— EXERCISE MATERIAL —
"""
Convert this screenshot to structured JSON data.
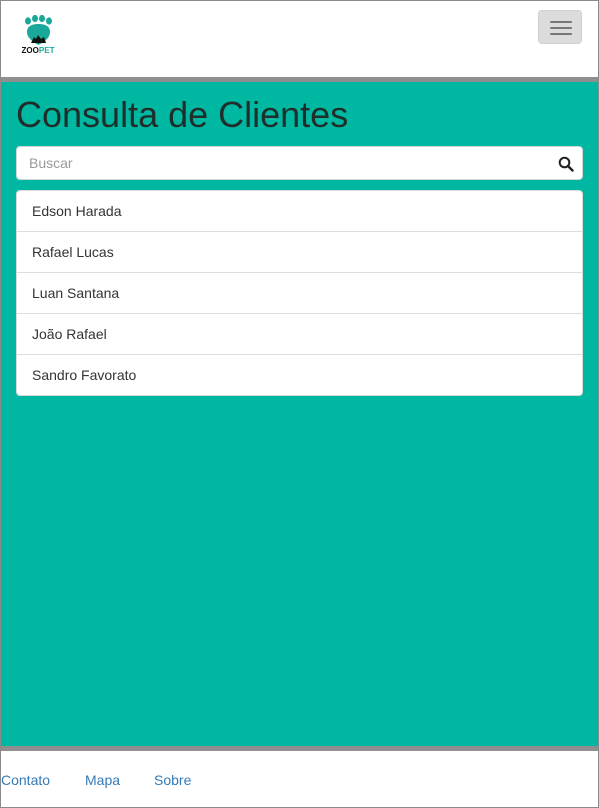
{
  "navbar": {
    "logo": {
      "text_zoo": "ZOO",
      "text_pet": "PET",
      "accent": "#19a99a"
    },
    "menu_icon": "hamburger-icon"
  },
  "main": {
    "background": "#00b8a1",
    "title": "Consulta de Clientes",
    "search": {
      "placeholder": "Buscar",
      "value": "",
      "icon": "search-icon"
    },
    "clients": [
      {
        "name": "Edson Harada"
      },
      {
        "name": "Rafael Lucas"
      },
      {
        "name": "Luan Santana"
      },
      {
        "name": "João Rafael"
      },
      {
        "name": "Sandro Favorato"
      }
    ]
  },
  "footer": {
    "links": [
      {
        "label": "Contato"
      },
      {
        "label": "Mapa"
      },
      {
        "label": "Sobre"
      }
    ],
    "link_color": "#337ab7"
  }
}
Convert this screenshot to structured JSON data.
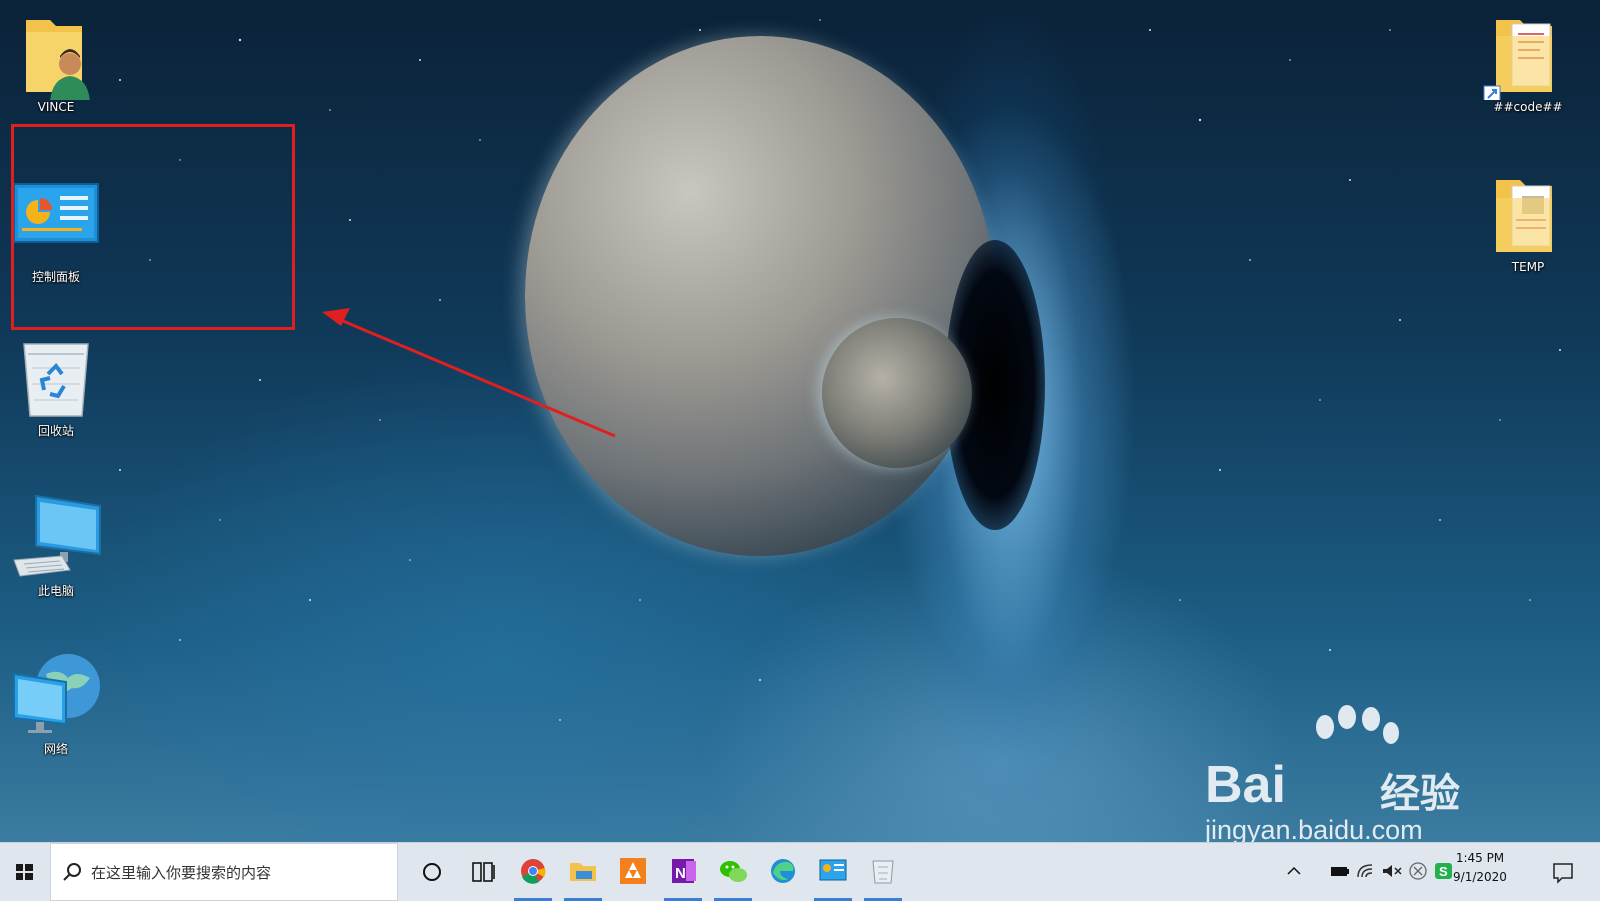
{
  "desktop": {
    "icons_left": [
      {
        "label": "VINCE",
        "icon": "user-folder-icon"
      },
      {
        "label": "控制面板",
        "icon": "control-panel-icon"
      },
      {
        "label": "回收站",
        "icon": "recycle-bin-icon"
      },
      {
        "label": "此电脑",
        "icon": "computer-icon"
      },
      {
        "label": "网络",
        "icon": "network-icon"
      }
    ],
    "icons_right": [
      {
        "label": "##code##",
        "icon": "shortcut-folder-icon"
      },
      {
        "label": "TEMP",
        "icon": "folder-icon"
      }
    ],
    "annotation": {
      "box_color": "#e02020",
      "arrow_color": "#e02020"
    }
  },
  "watermark": {
    "brand": "Bai",
    "product": "经验",
    "url": "jingyan.baidu.com"
  },
  "taskbar": {
    "start_icon": "windows-start-icon",
    "search_placeholder": "在这里输入你要搜索的内容",
    "buttons": [
      "cortana-circle-icon",
      "task-view-icon"
    ],
    "apps": [
      {
        "name": "chrome-icon",
        "active": true
      },
      {
        "name": "file-explorer-icon",
        "active": true
      },
      {
        "name": "orange-app-icon",
        "active": false
      },
      {
        "name": "onenote-icon",
        "active": true
      },
      {
        "name": "wechat-icon",
        "active": true
      },
      {
        "name": "edge-icon",
        "active": false
      },
      {
        "name": "control-panel-taskbar-icon",
        "active": true
      },
      {
        "name": "recycle-taskbar-icon",
        "active": true
      }
    ],
    "tray": [
      "chevron-up-icon",
      "battery-icon",
      "wifi-icon",
      "volume-muted-icon",
      "close-circle-icon",
      "green-s-icon"
    ],
    "time": "1:45 PM",
    "date": "9/1/2020",
    "notification_icon": "notification-icon"
  }
}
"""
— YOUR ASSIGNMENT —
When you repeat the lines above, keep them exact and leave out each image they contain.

— ANSWER BOX —
Convert this screenshot to structured JSON data.
{
  "navbar": {
    "logo": {
      "text_zoo": "ZOO",
      "text_pet": "PET",
      "accent": "#19a99a"
    },
    "menu_icon": "hamburger-icon"
  },
  "main": {
    "background": "#00b8a1",
    "title": "Consulta de Clientes",
    "search": {
      "placeholder": "Buscar",
      "value": "",
      "icon": "search-icon"
    },
    "clients": [
      {
        "name": "Edson Harada"
      },
      {
        "name": "Rafael Lucas"
      },
      {
        "name": "Luan Santana"
      },
      {
        "name": "João Rafael"
      },
      {
        "name": "Sandro Favorato"
      }
    ]
  },
  "footer": {
    "links": [
      {
        "label": "Contato"
      },
      {
        "label": "Mapa"
      },
      {
        "label": "Sobre"
      }
    ],
    "link_color": "#337ab7"
  }
}
Convert this screenshot to structured JSON data.
{
  "desktop": {
    "icons_left": [
      {
        "label": "VINCE",
        "icon": "user-folder-icon"
      },
      {
        "label": "控制面板",
        "icon": "control-panel-icon"
      },
      {
        "label": "回收站",
        "icon": "recycle-bin-icon"
      },
      {
        "label": "此电脑",
        "icon": "computer-icon"
      },
      {
        "label": "网络",
        "icon": "network-icon"
      }
    ],
    "icons_right": [
      {
        "label": "##code##",
        "icon": "shortcut-folder-icon"
      },
      {
        "label": "TEMP",
        "icon": "folder-icon"
      }
    ],
    "annotation": {
      "box_color": "#e02020",
      "arrow_color": "#e02020"
    }
  },
  "watermark": {
    "brand": "Bai",
    "product": "经验",
    "url": "jingyan.baidu.com"
  },
  "taskbar": {
    "start_icon": "windows-start-icon",
    "search_placeholder": "在这里输入你要搜索的内容",
    "buttons": [
      "cortana-circle-icon",
      "task-view-icon"
    ],
    "apps": [
      {
        "name": "chrome-icon",
        "active": true
      },
      {
        "name": "file-explorer-icon",
        "active": true
      },
      {
        "name": "orange-app-icon",
        "active": false
      },
      {
        "name": "onenote-icon",
        "active": true
      },
      {
        "name": "wechat-icon",
        "active": true
      },
      {
        "name": "edge-icon",
        "active": false
      },
      {
        "name": "control-panel-taskbar-icon",
        "active": true
      },
      {
        "name": "recycle-taskbar-icon",
        "active": true
      }
    ],
    "tray": [
      "chevron-up-icon",
      "battery-icon",
      "wifi-icon",
      "volume-muted-icon",
      "close-circle-icon",
      "green-s-icon"
    ],
    "time": "1:45 PM",
    "date": "9/1/2020",
    "notification_icon": "notification-icon"
  }
}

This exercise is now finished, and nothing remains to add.